While it may not come as a surprise, the worsening unemployment means the economy is not improving
Unemployment is a key indicator of economic health. It is a lagging indicator, and that means it is better at confirming trends, especially downward trends, since unemployment rises faster than it falls.
After the tease drop in February, Mexico’s unemployment continued to rise in March and April. The unemployment rate is currently at 5.14%, which is lower than the 5.22% in January, but follows two consecutive increases after having dropped to 4.74% in February.
Unemployment actually worse than headline number
Looking at the sub-occupation rate shows a jump of almost 0.5 percentage points versus March; the rate is now at 6.26%. The sub-occupation rate refers to the percentage of employed people in the labor force who have expressed the interest or need to work more.
This rate had actually dropped for two consecutive months, offering some hope that jobs were indeed created but partially taken by those already employed. The April figures show that job creation has not been strong enough even for those already employed.

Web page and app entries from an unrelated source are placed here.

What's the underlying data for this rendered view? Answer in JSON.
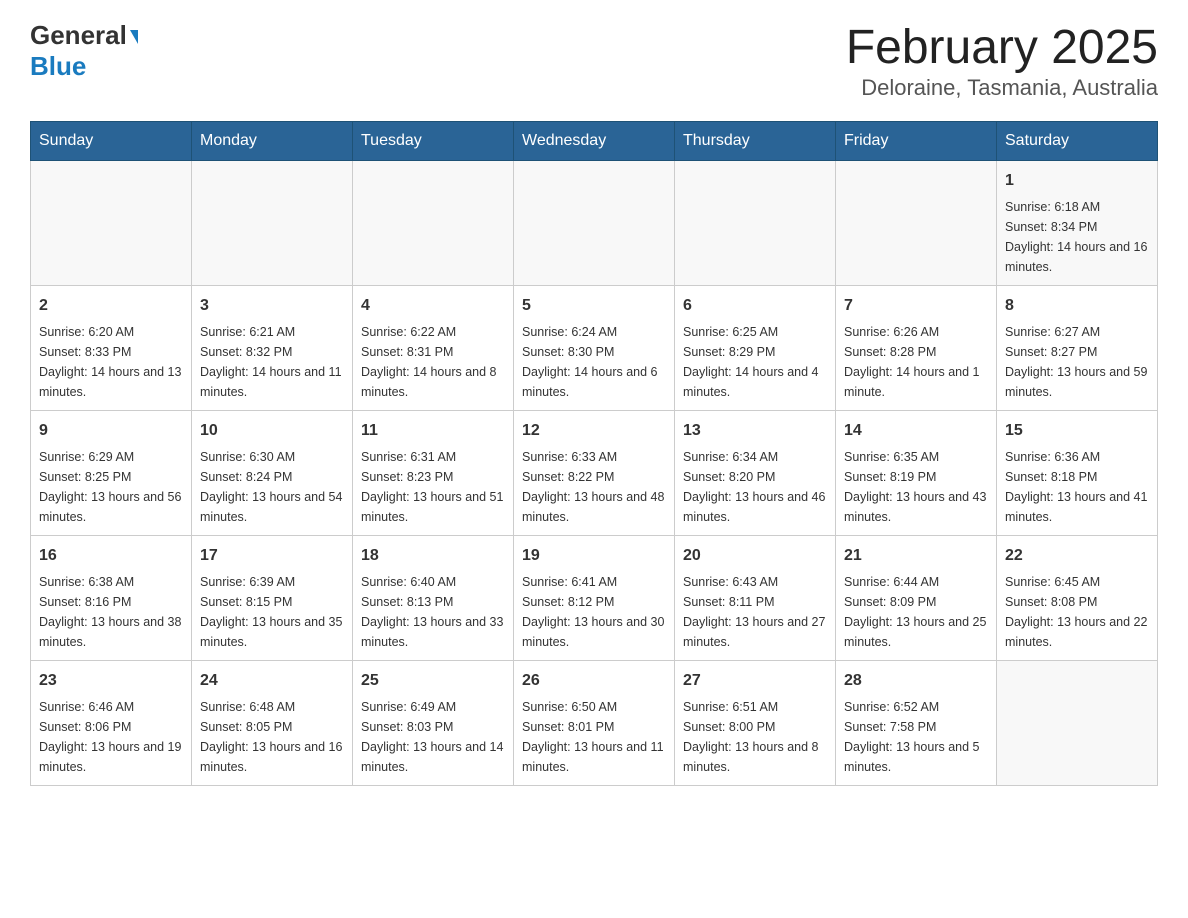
{
  "header": {
    "logo_general": "General",
    "logo_blue": "Blue",
    "title": "February 2025",
    "subtitle": "Deloraine, Tasmania, Australia"
  },
  "days_of_week": [
    "Sunday",
    "Monday",
    "Tuesday",
    "Wednesday",
    "Thursday",
    "Friday",
    "Saturday"
  ],
  "weeks": [
    {
      "days": [
        {
          "num": "",
          "info": ""
        },
        {
          "num": "",
          "info": ""
        },
        {
          "num": "",
          "info": ""
        },
        {
          "num": "",
          "info": ""
        },
        {
          "num": "",
          "info": ""
        },
        {
          "num": "",
          "info": ""
        },
        {
          "num": "1",
          "info": "Sunrise: 6:18 AM\nSunset: 8:34 PM\nDaylight: 14 hours and 16 minutes."
        }
      ]
    },
    {
      "days": [
        {
          "num": "2",
          "info": "Sunrise: 6:20 AM\nSunset: 8:33 PM\nDaylight: 14 hours and 13 minutes."
        },
        {
          "num": "3",
          "info": "Sunrise: 6:21 AM\nSunset: 8:32 PM\nDaylight: 14 hours and 11 minutes."
        },
        {
          "num": "4",
          "info": "Sunrise: 6:22 AM\nSunset: 8:31 PM\nDaylight: 14 hours and 8 minutes."
        },
        {
          "num": "5",
          "info": "Sunrise: 6:24 AM\nSunset: 8:30 PM\nDaylight: 14 hours and 6 minutes."
        },
        {
          "num": "6",
          "info": "Sunrise: 6:25 AM\nSunset: 8:29 PM\nDaylight: 14 hours and 4 minutes."
        },
        {
          "num": "7",
          "info": "Sunrise: 6:26 AM\nSunset: 8:28 PM\nDaylight: 14 hours and 1 minute."
        },
        {
          "num": "8",
          "info": "Sunrise: 6:27 AM\nSunset: 8:27 PM\nDaylight: 13 hours and 59 minutes."
        }
      ]
    },
    {
      "days": [
        {
          "num": "9",
          "info": "Sunrise: 6:29 AM\nSunset: 8:25 PM\nDaylight: 13 hours and 56 minutes."
        },
        {
          "num": "10",
          "info": "Sunrise: 6:30 AM\nSunset: 8:24 PM\nDaylight: 13 hours and 54 minutes."
        },
        {
          "num": "11",
          "info": "Sunrise: 6:31 AM\nSunset: 8:23 PM\nDaylight: 13 hours and 51 minutes."
        },
        {
          "num": "12",
          "info": "Sunrise: 6:33 AM\nSunset: 8:22 PM\nDaylight: 13 hours and 48 minutes."
        },
        {
          "num": "13",
          "info": "Sunrise: 6:34 AM\nSunset: 8:20 PM\nDaylight: 13 hours and 46 minutes."
        },
        {
          "num": "14",
          "info": "Sunrise: 6:35 AM\nSunset: 8:19 PM\nDaylight: 13 hours and 43 minutes."
        },
        {
          "num": "15",
          "info": "Sunrise: 6:36 AM\nSunset: 8:18 PM\nDaylight: 13 hours and 41 minutes."
        }
      ]
    },
    {
      "days": [
        {
          "num": "16",
          "info": "Sunrise: 6:38 AM\nSunset: 8:16 PM\nDaylight: 13 hours and 38 minutes."
        },
        {
          "num": "17",
          "info": "Sunrise: 6:39 AM\nSunset: 8:15 PM\nDaylight: 13 hours and 35 minutes."
        },
        {
          "num": "18",
          "info": "Sunrise: 6:40 AM\nSunset: 8:13 PM\nDaylight: 13 hours and 33 minutes."
        },
        {
          "num": "19",
          "info": "Sunrise: 6:41 AM\nSunset: 8:12 PM\nDaylight: 13 hours and 30 minutes."
        },
        {
          "num": "20",
          "info": "Sunrise: 6:43 AM\nSunset: 8:11 PM\nDaylight: 13 hours and 27 minutes."
        },
        {
          "num": "21",
          "info": "Sunrise: 6:44 AM\nSunset: 8:09 PM\nDaylight: 13 hours and 25 minutes."
        },
        {
          "num": "22",
          "info": "Sunrise: 6:45 AM\nSunset: 8:08 PM\nDaylight: 13 hours and 22 minutes."
        }
      ]
    },
    {
      "days": [
        {
          "num": "23",
          "info": "Sunrise: 6:46 AM\nSunset: 8:06 PM\nDaylight: 13 hours and 19 minutes."
        },
        {
          "num": "24",
          "info": "Sunrise: 6:48 AM\nSunset: 8:05 PM\nDaylight: 13 hours and 16 minutes."
        },
        {
          "num": "25",
          "info": "Sunrise: 6:49 AM\nSunset: 8:03 PM\nDaylight: 13 hours and 14 minutes."
        },
        {
          "num": "26",
          "info": "Sunrise: 6:50 AM\nSunset: 8:01 PM\nDaylight: 13 hours and 11 minutes."
        },
        {
          "num": "27",
          "info": "Sunrise: 6:51 AM\nSunset: 8:00 PM\nDaylight: 13 hours and 8 minutes."
        },
        {
          "num": "28",
          "info": "Sunrise: 6:52 AM\nSunset: 7:58 PM\nDaylight: 13 hours and 5 minutes."
        },
        {
          "num": "",
          "info": ""
        }
      ]
    }
  ]
}
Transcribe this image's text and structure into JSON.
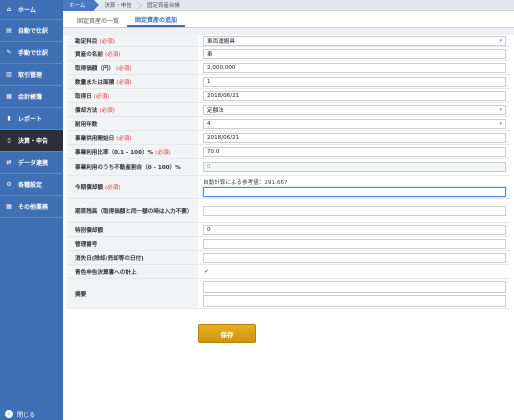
{
  "sidebar": {
    "items": [
      {
        "label": "ホーム",
        "icon": "home-icon",
        "glyph": "⌂"
      },
      {
        "label": "自動で仕訳",
        "icon": "auto-journal-icon",
        "glyph": "▤"
      },
      {
        "label": "手動で仕訳",
        "icon": "manual-journal-icon",
        "glyph": "✎"
      },
      {
        "label": "取引管理",
        "icon": "transactions-icon",
        "glyph": "▥"
      },
      {
        "label": "会計帳簿",
        "icon": "ledger-icon",
        "glyph": "▦"
      },
      {
        "label": "レポート",
        "icon": "report-icon",
        "glyph": "▮"
      },
      {
        "label": "決算・申告",
        "icon": "settlement-icon",
        "glyph": "▯"
      },
      {
        "label": "データ連携",
        "icon": "data-link-icon",
        "glyph": "⇄"
      },
      {
        "label": "各種設定",
        "icon": "settings-icon",
        "glyph": "⚙"
      },
      {
        "label": "その他業務",
        "icon": "other-tasks-icon",
        "glyph": "▦"
      }
    ],
    "close_label": "閉じる"
  },
  "breadcrumb": [
    "ホーム",
    "決算・申告",
    "固定資産台帳"
  ],
  "tabs": [
    "固定資産の一覧",
    "固定資産の追加"
  ],
  "form": {
    "required_mark": "(必須)",
    "rows": [
      {
        "label": "勘定科目",
        "required": true,
        "type": "select",
        "value": "車両運搬具"
      },
      {
        "label": "資産の名前",
        "required": true,
        "type": "text",
        "value": "車"
      },
      {
        "label": "取得価額（円）",
        "required": true,
        "type": "text",
        "value": "2,000,000"
      },
      {
        "label": "数量または面積",
        "required": true,
        "type": "text",
        "value": "1"
      },
      {
        "label": "取得日",
        "required": true,
        "type": "text",
        "value": "2018/06/21"
      },
      {
        "label": "償却方法",
        "required": true,
        "type": "select",
        "value": "定額法"
      },
      {
        "label": "耐用年数",
        "required": false,
        "type": "select",
        "value": "4"
      },
      {
        "label": "事業供用開始日",
        "required": true,
        "type": "text",
        "value": "2018/06/21"
      },
      {
        "label": "事業利用比率（0.1 - 100）%",
        "required": true,
        "type": "text",
        "value": "70.0"
      },
      {
        "label": "事業利用のうち不動産割合（0 - 100）%",
        "required": false,
        "type": "disabled",
        "value": "0"
      },
      {
        "label": "今期償却額",
        "required": true,
        "type": "note-text",
        "note": "自動計算による参考値：291,667",
        "value": ""
      },
      {
        "label": "期首残高（取得価額と同一額の時は入力不要）",
        "required": false,
        "type": "text",
        "value": ""
      },
      {
        "label": "特別償却額",
        "required": false,
        "type": "text",
        "value": "0"
      },
      {
        "label": "管理番号",
        "required": false,
        "type": "text",
        "value": ""
      },
      {
        "label": "消失日(除却/売却等の日付)",
        "required": false,
        "type": "text",
        "value": ""
      },
      {
        "label": "青色申告決算書への計上",
        "required": false,
        "type": "checkbox",
        "value": "✓"
      },
      {
        "label": "摘要",
        "required": false,
        "type": "textarea",
        "value": ""
      }
    ]
  },
  "save_label": "保存",
  "colors": {
    "sidebar": "#3f6fb4",
    "active": "#2b2f3a",
    "required": "#d43d3d",
    "save": "#d9a116"
  }
}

Additionally, looking at urban unemployment data shows another steep increase of 0.4 percentage points. The urban unemployment is now at 8.35%. This rate represents the unemployment in 32 key metropolitan areas around Mexico. As with the headline number, this value is lower than in January, but the recent jump may indicate conditions got worse after Q1.
This is still another negative indicator for Mexico. There does not seem to be a positive catalyst in the near-term for Mexico. The key surprise may come from a better-than-expected jobs report in the U.S. and the U.S. Federal Reserve slowing down quantitative easing earlier.
The S&P 500 actually serves as a leading indicator for Mexico, so if the market spikes based on inspired confidence from the Fed, then Mexican equities can indeed go higher. Until then, there is too much uncertainty – either to the downside or the upside – to take a bet.